Exercise data:
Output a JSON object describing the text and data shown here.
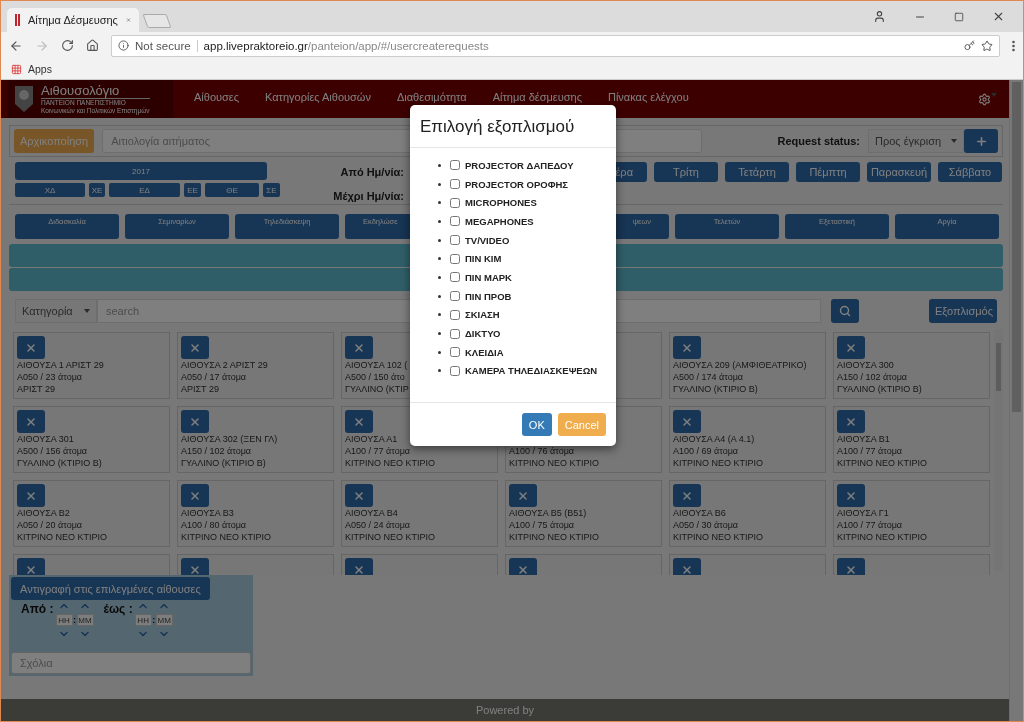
{
  "browser": {
    "tab_title": "Αίτημα Δέσμευσης",
    "security": "Not secure",
    "host": "app.livepraktoreio.gr",
    "path": "/panteion/app/#/usercreaterequests",
    "bookmarks": [
      "Apps"
    ]
  },
  "navbar": {
    "title": "Αιθουσολόγιο",
    "subtitle_1": "ΠΑΝΤΕΙΟΝ ΠΑΝΕΠΙΣΤΗΜΙΟ",
    "subtitle_2": "Κοινωνικών και Πολιτικών Επιστημών",
    "items": [
      "Αίθουσες",
      "Κατηγορίες Αιθουσών",
      "Διαθεσιμότητα",
      "Αίτημα δέσμευσης",
      "Πίνακας ελέγχου"
    ]
  },
  "toolbar": {
    "reset_button": "Αρχικοποίηση",
    "reason_placeholder": "Αιτιολογία αιτήματος",
    "status_label": "Request status:",
    "status_value": "Προς έγκριση"
  },
  "calendar": {
    "year": "2017",
    "months": [
      "ΧΔ",
      "ΧΕ",
      "ΕΔ",
      "ΕΕ",
      "ΘΕ",
      "ΣΕ"
    ],
    "from_label": "Από Ημ/νία:",
    "to_label": "Μέχρι Ημ/νία:",
    "days": [
      "έρα",
      "Τρίτη",
      "Τετάρτη",
      "Πέμπτη",
      "Παρασκευή",
      "Σάββατο"
    ]
  },
  "categories": [
    "Διδασκαλία",
    "Σεμιναρίων",
    "Τηλεδιάσκεψη",
    "Εκδηλώσε",
    "ψεων",
    "Τελετών",
    "Εξεταστική",
    "Αργία"
  ],
  "filters": {
    "category": "Κατηγορία",
    "search_placeholder": "search",
    "equipment_button": "Εξοπλισμός"
  },
  "rooms": [
    [
      {
        "kind": "room",
        "name": "ΑΙΘΟΥΣΑ 1 ΑΡΙΣΤ 29",
        "capacity": "Α050 / 23 άτομα",
        "building": "ΑΡΙΣΤ 29"
      },
      {
        "kind": "room",
        "name": "ΑΙΘΟΥΣΑ 2 ΑΡΙΣΤ 29",
        "capacity": "Α050 / 17 άτομα",
        "building": "ΑΡΙΣΤ 29"
      },
      {
        "kind": "room",
        "name": "ΑΙΘΟΥΣΑ 102 (",
        "capacity": "Α500 / 150 άτο",
        "building": "ΓΥΑΛΙΝΟ (ΚΤΙΡ"
      },
      {
        "kind": "covered"
      },
      {
        "kind": "room",
        "name": "ΑΙΘΟΥΣΑ 209 (ΑΜΦΙΘΕΑΤΡΙΚΟ)",
        "capacity": "Α500 / 174 άτομα",
        "building": "ΓΥΑΛΙΝΟ (ΚΤΙΡΙΟ Β)"
      },
      {
        "kind": "room",
        "name": "ΑΙΘΟΥΣΑ 300",
        "capacity": "Α150 / 102 άτομα",
        "building": "ΓΥΑΛΙΝΟ (ΚΤΙΡΙΟ Β)"
      }
    ],
    [
      {
        "kind": "room",
        "name": "ΑΙΘΟΥΣΑ 301",
        "capacity": "Α500 / 156 άτομα",
        "building": "ΓΥΑΛΙΝΟ (ΚΤΙΡΙΟ Β)"
      },
      {
        "kind": "room",
        "name": "ΑΙΘΟΥΣΑ 302 (ΞΕΝ ΓΛ)",
        "capacity": "Α150 / 102 άτομα",
        "building": "ΓΥΑΛΙΝΟ (ΚΤΙΡΙΟ Β)"
      },
      {
        "kind": "room",
        "name": "ΑΙΘΟΥΣΑ Α1",
        "capacity": "Α100 / 77 άτομα",
        "building": "ΚΙΤΡΙΝΟ ΝΕΟ ΚΤΙΡΙΟ"
      },
      {
        "kind": "covered",
        "capacity": "Α100 / 76 άτομα",
        "building": "ΚΙΤΡΙΝΟ ΝΕΟ ΚΤΙΡΙΟ"
      },
      {
        "kind": "room",
        "name": "ΑΙΘΟΥΣΑ Α4 (Α 4.1)",
        "capacity": "Α100 / 69 άτομα",
        "building": "ΚΙΤΡΙΝΟ ΝΕΟ ΚΤΙΡΙΟ"
      },
      {
        "kind": "room",
        "name": "ΑΙΘΟΥΣΑ Β1",
        "capacity": "Α100 / 77 άτομα",
        "building": "ΚΙΤΡΙΝΟ ΝΕΟ ΚΤΙΡΙΟ"
      }
    ],
    [
      {
        "kind": "room",
        "name": "ΑΙΘΟΥΣΑ Β2",
        "capacity": "Α050 / 20 άτομα",
        "building": "ΚΙΤΡΙΝΟ ΝΕΟ ΚΤΙΡΙΟ"
      },
      {
        "kind": "room",
        "name": "ΑΙΘΟΥΣΑ Β3",
        "capacity": "Α100 / 80 άτομα",
        "building": "ΚΙΤΡΙΝΟ ΝΕΟ ΚΤΙΡΙΟ"
      },
      {
        "kind": "room",
        "name": "ΑΙΘΟΥΣΑ Β4",
        "capacity": "Α050 / 24 άτομα",
        "building": "ΚΙΤΡΙΝΟ ΝΕΟ ΚΤΙΡΙΟ"
      },
      {
        "kind": "room",
        "name": "ΑΙΘΟΥΣΑ Β5 (Β51)",
        "capacity": "Α100 / 75 άτομα",
        "building": "ΚΙΤΡΙΝΟ ΝΕΟ ΚΤΙΡΙΟ"
      },
      {
        "kind": "room",
        "name": "ΑΙΘΟΥΣΑ Β6",
        "capacity": "Α050 / 30 άτομα",
        "building": "ΚΙΤΡΙΝΟ ΝΕΟ ΚΤΙΡΙΟ"
      },
      {
        "kind": "room",
        "name": "ΑΙΘΟΥΣΑ Γ1",
        "capacity": "Α100 / 77 άτομα",
        "building": "ΚΙΤΡΙΝΟ ΝΕΟ ΚΤΙΡΙΟ"
      }
    ],
    [
      {
        "kind": "stub"
      },
      {
        "kind": "stub"
      },
      {
        "kind": "stub"
      },
      {
        "kind": "stub"
      },
      {
        "kind": "stub"
      },
      {
        "kind": "stub"
      }
    ]
  ],
  "copy_panel": {
    "button": "Αντιγραφή στις επιλεγμένες αίθουσες",
    "from_label": "Από :",
    "to_label": "έως :",
    "from_time": {
      "hour_placeholder": "HH",
      "separator": ":",
      "minute_placeholder": "MM"
    },
    "to_time": {
      "hour_placeholder": "HH",
      "separator": ":",
      "minute_placeholder": "MM"
    },
    "comments_placeholder": "Σχόλια"
  },
  "footer": {
    "text": "Powered by"
  },
  "modal": {
    "title": "Επιλογή εξοπλισμού",
    "items": [
      {
        "label": "PROJECTOR ΔΑΠΕΔΟΥ",
        "checked": false
      },
      {
        "label": "PROJECTOR ΟΡΟΦΗΣ",
        "checked": false
      },
      {
        "label": "MICROPHONES",
        "checked": false
      },
      {
        "label": "MEGAPHONES",
        "checked": false
      },
      {
        "label": "TV/VIDEO",
        "checked": false
      },
      {
        "label": "ΠΙΝ ΚΙΜ",
        "checked": false
      },
      {
        "label": "ΠΙΝ ΜΑΡΚ",
        "checked": false
      },
      {
        "label": "ΠΙΝ ΠΡΟΒ",
        "checked": false
      },
      {
        "label": "ΣΚΙΑΣΗ",
        "checked": false
      },
      {
        "label": "ΔΙΚΤΥΟ",
        "checked": false
      },
      {
        "label": "ΚΛΕΙΔΙΑ",
        "checked": false
      },
      {
        "label": "ΚΑΜΕΡΑ ΤΗΛΕΔΙΑΣΚΕΨΕΩΝ",
        "checked": false
      }
    ],
    "ok": "OK",
    "cancel": "Cancel"
  }
}
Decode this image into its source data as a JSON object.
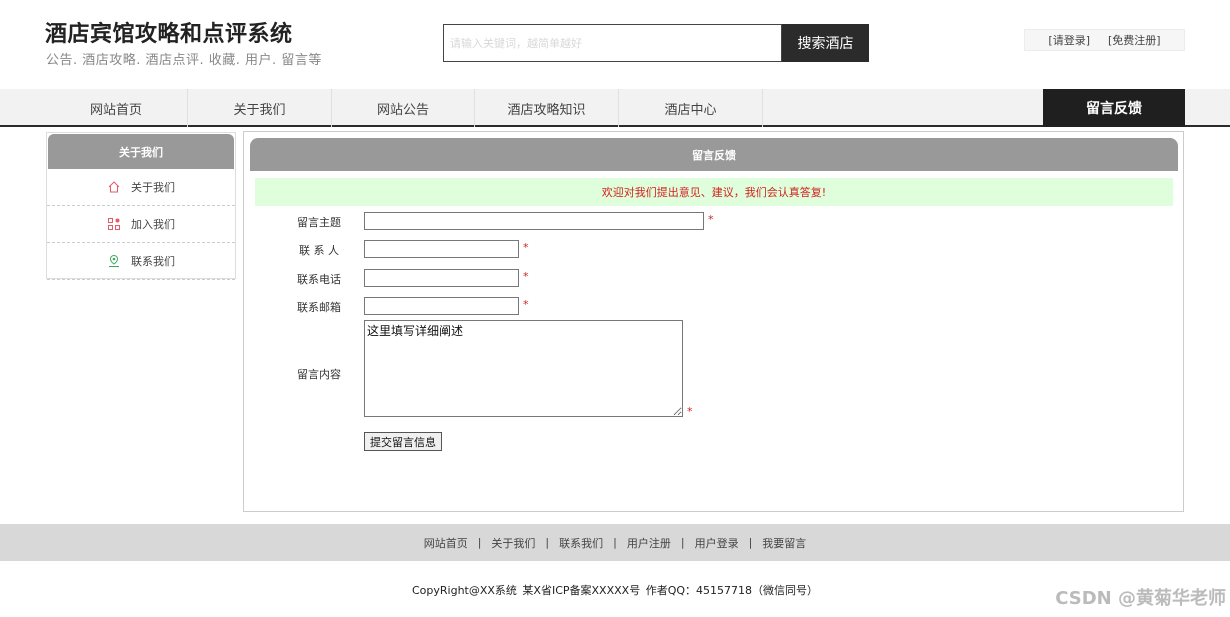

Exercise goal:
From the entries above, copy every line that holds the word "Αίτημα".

Answer to the exercise:
    "tab_title": "Αίτημα Δέσμευσης",
      "Αίτημα δέσμευσης",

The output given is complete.